The Docklow summer fete in aid of the perennially needy church roof takes place in our garden on Saturday afternoon, and although there are a few signs along the A44 publicising this seismic event in Docklow's social calendar, a plug in a national newspaper can't do any harm, and might even help us – though I don't expect anyone will come from Camden Town or even Leamington Spa – to steal a lead over some of the other village fetes, fairs, fayres, shows, galas, fun days, point-to-points, steam engine rallies or whatever else is taking place in north Herefordshire this weekend.
You have to be ruthless in the dog-eat-dog – or, for those who have followed our bucolic misadventures these past six years, the dog-eat-sheep – English countryside to get punters along to your event, especially if the next village is offering a hog roast, or a tug-of-war, or a welly-wanging contest, or anything you're not. We had a chocolate fountain and a brass band at ours one year, and if an interpretation in brass of various Andrew Lloyd Webber favourites, danced to on a parched lawn by chocolate-smeared toddlers, does not evoke England at its best, I'd like to know what does.

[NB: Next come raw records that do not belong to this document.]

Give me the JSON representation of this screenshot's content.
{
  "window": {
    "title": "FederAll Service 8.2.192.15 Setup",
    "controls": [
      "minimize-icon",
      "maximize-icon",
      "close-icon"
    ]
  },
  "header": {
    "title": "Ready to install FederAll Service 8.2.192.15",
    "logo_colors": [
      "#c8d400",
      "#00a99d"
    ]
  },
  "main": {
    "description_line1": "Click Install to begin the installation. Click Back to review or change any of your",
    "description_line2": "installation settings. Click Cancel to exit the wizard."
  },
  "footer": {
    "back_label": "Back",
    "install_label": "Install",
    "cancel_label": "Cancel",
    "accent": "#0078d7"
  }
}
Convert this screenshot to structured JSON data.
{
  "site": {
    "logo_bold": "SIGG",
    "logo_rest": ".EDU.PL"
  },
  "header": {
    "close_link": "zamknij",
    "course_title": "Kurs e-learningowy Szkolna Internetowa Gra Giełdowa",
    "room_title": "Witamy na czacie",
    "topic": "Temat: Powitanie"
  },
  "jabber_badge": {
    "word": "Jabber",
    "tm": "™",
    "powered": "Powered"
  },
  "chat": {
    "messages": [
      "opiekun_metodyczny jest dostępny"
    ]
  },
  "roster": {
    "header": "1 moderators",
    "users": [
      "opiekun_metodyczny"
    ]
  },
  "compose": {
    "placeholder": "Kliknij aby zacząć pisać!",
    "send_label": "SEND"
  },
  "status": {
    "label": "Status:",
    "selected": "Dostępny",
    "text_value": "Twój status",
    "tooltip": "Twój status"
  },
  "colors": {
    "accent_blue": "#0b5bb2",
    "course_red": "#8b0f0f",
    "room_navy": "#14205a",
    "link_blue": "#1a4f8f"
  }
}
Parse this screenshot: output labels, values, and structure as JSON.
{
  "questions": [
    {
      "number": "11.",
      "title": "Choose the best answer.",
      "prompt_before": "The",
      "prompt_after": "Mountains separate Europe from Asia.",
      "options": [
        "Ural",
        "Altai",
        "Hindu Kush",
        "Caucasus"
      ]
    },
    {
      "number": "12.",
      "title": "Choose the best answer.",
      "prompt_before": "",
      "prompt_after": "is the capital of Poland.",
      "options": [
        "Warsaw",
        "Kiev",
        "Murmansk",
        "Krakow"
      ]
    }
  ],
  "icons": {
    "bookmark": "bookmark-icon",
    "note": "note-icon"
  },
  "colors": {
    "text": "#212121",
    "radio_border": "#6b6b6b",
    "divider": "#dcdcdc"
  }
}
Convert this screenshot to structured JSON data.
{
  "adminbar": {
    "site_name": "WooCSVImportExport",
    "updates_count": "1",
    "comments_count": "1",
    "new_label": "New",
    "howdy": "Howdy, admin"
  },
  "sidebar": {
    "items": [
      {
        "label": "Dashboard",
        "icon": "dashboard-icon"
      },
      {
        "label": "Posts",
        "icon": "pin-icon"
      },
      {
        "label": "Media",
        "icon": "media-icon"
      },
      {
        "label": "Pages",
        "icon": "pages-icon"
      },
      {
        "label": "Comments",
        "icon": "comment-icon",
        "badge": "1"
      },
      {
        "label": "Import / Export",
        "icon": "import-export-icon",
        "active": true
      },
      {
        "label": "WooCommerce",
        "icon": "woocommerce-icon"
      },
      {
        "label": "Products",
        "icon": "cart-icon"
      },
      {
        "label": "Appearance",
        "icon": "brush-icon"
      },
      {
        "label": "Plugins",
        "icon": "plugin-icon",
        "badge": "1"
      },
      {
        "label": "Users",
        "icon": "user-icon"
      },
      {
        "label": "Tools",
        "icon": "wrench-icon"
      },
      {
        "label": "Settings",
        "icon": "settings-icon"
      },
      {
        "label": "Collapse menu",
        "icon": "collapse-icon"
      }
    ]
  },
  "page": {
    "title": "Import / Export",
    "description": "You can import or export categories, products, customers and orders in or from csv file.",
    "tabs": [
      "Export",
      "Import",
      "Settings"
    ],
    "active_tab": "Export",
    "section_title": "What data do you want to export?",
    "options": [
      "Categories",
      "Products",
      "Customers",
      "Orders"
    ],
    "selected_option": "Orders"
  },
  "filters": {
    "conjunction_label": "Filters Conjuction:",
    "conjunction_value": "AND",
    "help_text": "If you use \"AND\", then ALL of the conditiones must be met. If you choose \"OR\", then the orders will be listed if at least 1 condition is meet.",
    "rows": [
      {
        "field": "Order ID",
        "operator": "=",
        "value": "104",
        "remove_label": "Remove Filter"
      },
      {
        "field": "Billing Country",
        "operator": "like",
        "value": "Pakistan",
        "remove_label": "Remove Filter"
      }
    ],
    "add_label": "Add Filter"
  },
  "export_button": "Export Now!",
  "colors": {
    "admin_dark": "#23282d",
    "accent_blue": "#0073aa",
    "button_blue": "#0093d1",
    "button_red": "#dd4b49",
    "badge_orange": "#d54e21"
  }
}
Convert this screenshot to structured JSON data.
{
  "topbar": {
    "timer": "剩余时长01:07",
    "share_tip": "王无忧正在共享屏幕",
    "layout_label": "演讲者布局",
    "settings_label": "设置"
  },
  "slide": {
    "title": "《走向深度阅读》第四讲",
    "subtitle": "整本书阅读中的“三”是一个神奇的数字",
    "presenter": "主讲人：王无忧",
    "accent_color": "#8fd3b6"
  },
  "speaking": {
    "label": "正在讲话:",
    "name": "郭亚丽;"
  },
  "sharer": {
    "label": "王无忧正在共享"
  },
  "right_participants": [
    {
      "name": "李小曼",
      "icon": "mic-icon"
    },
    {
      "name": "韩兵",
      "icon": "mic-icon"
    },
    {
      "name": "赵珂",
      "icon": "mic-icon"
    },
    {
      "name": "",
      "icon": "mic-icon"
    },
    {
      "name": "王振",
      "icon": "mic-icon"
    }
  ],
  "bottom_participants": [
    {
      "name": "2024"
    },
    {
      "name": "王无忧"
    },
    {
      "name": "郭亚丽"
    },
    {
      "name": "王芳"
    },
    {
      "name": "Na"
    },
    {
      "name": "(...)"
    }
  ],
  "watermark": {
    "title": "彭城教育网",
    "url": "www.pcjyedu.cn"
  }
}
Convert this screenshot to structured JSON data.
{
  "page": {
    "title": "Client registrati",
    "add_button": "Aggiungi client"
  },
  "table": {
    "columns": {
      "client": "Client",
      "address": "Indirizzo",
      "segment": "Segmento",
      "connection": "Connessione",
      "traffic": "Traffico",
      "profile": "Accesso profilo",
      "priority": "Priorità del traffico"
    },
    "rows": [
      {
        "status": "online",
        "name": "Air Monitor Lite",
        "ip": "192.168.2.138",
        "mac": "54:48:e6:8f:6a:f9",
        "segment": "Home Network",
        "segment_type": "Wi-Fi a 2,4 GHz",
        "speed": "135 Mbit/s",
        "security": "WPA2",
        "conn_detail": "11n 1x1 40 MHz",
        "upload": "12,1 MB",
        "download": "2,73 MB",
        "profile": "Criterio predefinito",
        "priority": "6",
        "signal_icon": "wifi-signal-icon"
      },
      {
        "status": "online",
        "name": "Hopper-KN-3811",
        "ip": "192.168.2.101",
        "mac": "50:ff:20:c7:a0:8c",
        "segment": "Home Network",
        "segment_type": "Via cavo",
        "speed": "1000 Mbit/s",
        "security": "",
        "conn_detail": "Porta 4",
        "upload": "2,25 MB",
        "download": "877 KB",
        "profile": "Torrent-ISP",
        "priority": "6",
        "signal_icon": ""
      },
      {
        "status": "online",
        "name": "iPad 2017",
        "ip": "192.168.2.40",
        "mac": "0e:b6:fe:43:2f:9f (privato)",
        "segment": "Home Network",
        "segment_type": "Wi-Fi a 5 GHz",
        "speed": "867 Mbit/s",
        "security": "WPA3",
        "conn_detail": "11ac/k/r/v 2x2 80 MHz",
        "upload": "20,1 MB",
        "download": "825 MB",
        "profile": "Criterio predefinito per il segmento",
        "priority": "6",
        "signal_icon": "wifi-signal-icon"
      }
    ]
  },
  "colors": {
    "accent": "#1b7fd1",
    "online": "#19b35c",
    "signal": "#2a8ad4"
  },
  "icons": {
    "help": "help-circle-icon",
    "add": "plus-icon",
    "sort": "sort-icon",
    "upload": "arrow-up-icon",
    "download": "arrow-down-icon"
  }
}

Naturally, these occasions are spread over the whole summer, but so plentiful are they even in a county as thinly populated as Herefordshire, that unfortunate clashes are inevitable. Given the keen competition, you also have to put some thought into the name of your event. It is ironic that the French word "fete" has supplanted the old English "fayre", but then you have to borrow foreign influences as and when they suit. Some years ago, I went to a Highland Games near Atlanta, Georgia. It was full of folk in kilts tucking in to cock-a-leekie soup, followed by haggis, neeps, tatties and cranachan, and comparing wee drams of Glenfiddich with wee drams of Auchentoshan. The following summer, I went to a Highland Games near Dundee, where everyone wore jeans, ate hamburgers and drank either Coke or Budweiser.
As for that word "fayre", I don't suppose I'm alone in wincing when I see it. The arbitrary use of medieval English is quite properly considered naff by all right-thinking people, and was beautifully lampooned in a cartoon I saw the other day in a years-old copy of Private Eye. It had two soldiers with crossbows looking down anxiously from the battlements of a besieged castle, and another turning disconsolately to the noble-looking man beside them saying, "Sire, the gifte shoppe has fallen!"
Anyway, who needs ye olde English when fetes and fairs are already such traditional rural occasions?
Ours, in truth, is not a particularly ambitious event, but it still requires plenty of hard work by a small band of highly committed Docklovians, who astonish me each year by descending on our garden like turbo-charged contestants from The Apprentice and making it ready for the tombola-loving masses, if 83 people can be called the masses.
Rural England is full of people like that. Strung across the streets of nearby Leominster at the moment are more than 120 wonderfully colourful medieval-style banners, each one stitched by hand, and mostly sponsored by local shops, whose names they bear along with something symbolic of the town, such as a Ryeland sheep, a Hereford bull, a bottle of cider or a Benedictine monk. It's a delightful spectacle, and represents a true distillation of community spirit. I'm told that the idea was proposed by three women who wanted to add something different to the "Heart of England in Bloom" competition, and were taken aback to see how it captured the popular imagination.
Oddly, on the day that my wife, Jane, first came home from Leominster enthusing about the newly strung banners, she also reported that she and other English people had been outnumbered by Poles by about five to one. This wasn't a complaint, I should add, merely an observation. Although there was a bit of anti-Polish sentiment in the post office, apparently, where dozens of stawberry-pickers were sending home their hard-earned pounds to be turned into zlotys, but not observing the highly tuned niceties of the English post office queue.
Whatever, it seems to me rather uplifting that Leominster should be flooded with Poles on the day that the medieval banners went up everywhere; the new Europe side by side with the Middle Ages. And it's given me a thought: I wonder what "Docklow fete, Saturday afternoon, 2pm" is in Polish?Reuse content